DIALOG: You mentioned the top earners who benefit disproportionately from the digital structural change. What are the reasons for this and how can this segment be described?
HB: This development can be explained by two intertwined figures, the figure of the superstar and the figure of the crowdworker. Crowdworking can be described as a development in which work is increasingly advertised and delivered across borders on the Internet.
This is good for you if you can do something that is sought after worldwide, if you are a superstar; an industrial designer with special skills; a high-end programmer; a doctor who can make outstanding complex diagnoses. Then your market - and your market value - suddenly increases. As a European, you can make diagnoses in the USA, design a factory in Japan or hold seminars in Abu Dhabi without moving. But if you are a mediocre doctor, you will not profit - on the contrary. Because the hospital company might get the idea of having the standard diagnoses made in India.

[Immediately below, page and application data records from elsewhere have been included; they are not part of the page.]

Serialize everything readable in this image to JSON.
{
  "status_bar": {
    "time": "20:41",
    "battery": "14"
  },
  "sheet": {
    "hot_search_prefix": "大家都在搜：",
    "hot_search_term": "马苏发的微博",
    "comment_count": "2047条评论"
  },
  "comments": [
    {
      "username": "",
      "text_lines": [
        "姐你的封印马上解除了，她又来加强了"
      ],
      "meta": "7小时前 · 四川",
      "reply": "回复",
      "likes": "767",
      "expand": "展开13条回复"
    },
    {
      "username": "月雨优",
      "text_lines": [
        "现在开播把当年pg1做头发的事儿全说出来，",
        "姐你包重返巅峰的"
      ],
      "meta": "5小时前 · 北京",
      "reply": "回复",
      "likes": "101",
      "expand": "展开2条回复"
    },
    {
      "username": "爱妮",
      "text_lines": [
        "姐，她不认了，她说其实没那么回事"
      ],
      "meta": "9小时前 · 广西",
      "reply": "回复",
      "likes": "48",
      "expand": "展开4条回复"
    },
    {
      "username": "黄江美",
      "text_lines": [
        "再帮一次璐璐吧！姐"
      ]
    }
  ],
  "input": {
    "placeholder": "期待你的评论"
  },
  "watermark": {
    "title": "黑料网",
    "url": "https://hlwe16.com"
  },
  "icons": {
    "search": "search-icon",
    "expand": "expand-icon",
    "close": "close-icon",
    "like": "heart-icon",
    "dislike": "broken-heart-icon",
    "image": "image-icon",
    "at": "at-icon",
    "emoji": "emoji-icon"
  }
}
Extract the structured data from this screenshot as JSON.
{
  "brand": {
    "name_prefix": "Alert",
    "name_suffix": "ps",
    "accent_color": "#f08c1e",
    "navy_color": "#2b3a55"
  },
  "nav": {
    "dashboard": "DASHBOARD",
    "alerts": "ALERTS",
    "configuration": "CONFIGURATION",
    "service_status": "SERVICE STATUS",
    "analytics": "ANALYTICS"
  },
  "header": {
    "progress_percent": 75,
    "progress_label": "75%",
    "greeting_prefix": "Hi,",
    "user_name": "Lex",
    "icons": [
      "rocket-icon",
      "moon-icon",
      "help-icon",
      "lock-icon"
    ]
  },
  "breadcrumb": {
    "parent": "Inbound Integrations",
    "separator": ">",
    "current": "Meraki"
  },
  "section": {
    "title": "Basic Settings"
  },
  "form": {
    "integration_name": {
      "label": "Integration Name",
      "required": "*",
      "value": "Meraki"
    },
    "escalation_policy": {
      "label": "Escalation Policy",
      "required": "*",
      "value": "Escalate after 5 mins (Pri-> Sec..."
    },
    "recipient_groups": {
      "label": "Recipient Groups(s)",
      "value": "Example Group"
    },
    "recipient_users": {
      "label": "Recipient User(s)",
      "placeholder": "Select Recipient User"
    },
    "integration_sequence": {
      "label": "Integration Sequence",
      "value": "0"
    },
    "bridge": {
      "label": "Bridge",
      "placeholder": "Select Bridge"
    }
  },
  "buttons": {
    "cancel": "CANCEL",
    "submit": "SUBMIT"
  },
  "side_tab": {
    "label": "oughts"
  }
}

Crowdworking thus opens up opportunities for average experts in low-cost locations, who can take on many standard tasks, on the one hand, and for superstars, who can choose their locations and their markets, on the other. And it threatens the position of average experts in the high-cost locations with their high wages and cost of living.
DIALOG: What does this dissolution of labour boundaries mean for the individual regions, especially for the expensive western locations?
HB: Highly automated factories need very few people. But the people who are still needed are highly productive and critical to success. And they want an attractive environment. Elon Musk is also recruiting employees in Poland - but the Tesla factory is being built in the immediate vicinity of Berlin and not in Poland, where costs would presumably be lower. As long as today's low-cost locations provide the global market with neither sufficiently competent employees nor attractive framework conditions, they will not win the race, but rather lose their superstars. Other factors also play a role: legal certainty and IP protection, proximity to top universities, industrial and knowledge clusters. Some countries have recognised this and are working hard to improve their attractiveness as locations for global superstars. This is very clear in the Gulf states, for example.
The other aspect is that we will not see a world of solo self-employed people in the future. There are good reasons why companies exist. Digitalization does reduce transaction costs - but nowhere near as effectively as companies do. Certain things are hardly feasible in a crowd model. Leadership, personnel development, qualification, evaluation of offered services, enforcement of demands, relationships of trust and social bonds in well-rehearsed teams - all of this sets limits to virtuality. In addition, there will also be political pressure that will result in regulatory structures.
DIALOG: Is there a counterpart to this upper segment of superstars in the structural change of the working world?
HB: Yes, take the phenomenon of the gig economy. Typical of this is a platform that mediates small jobs globally, but which are carried out locally. These tend to be low-paid jobs without security and social protection: delivery services, manual work, cleaning, passenger transport. The physical value creation takes place locally, the coordination work globally. In a certain sense, the person working in the gig economy is the antipode of the superstar. Their sometimes precarious existence is a warning: structural change is not an apocalyptic scenario per se. But it does require active and responsible social management.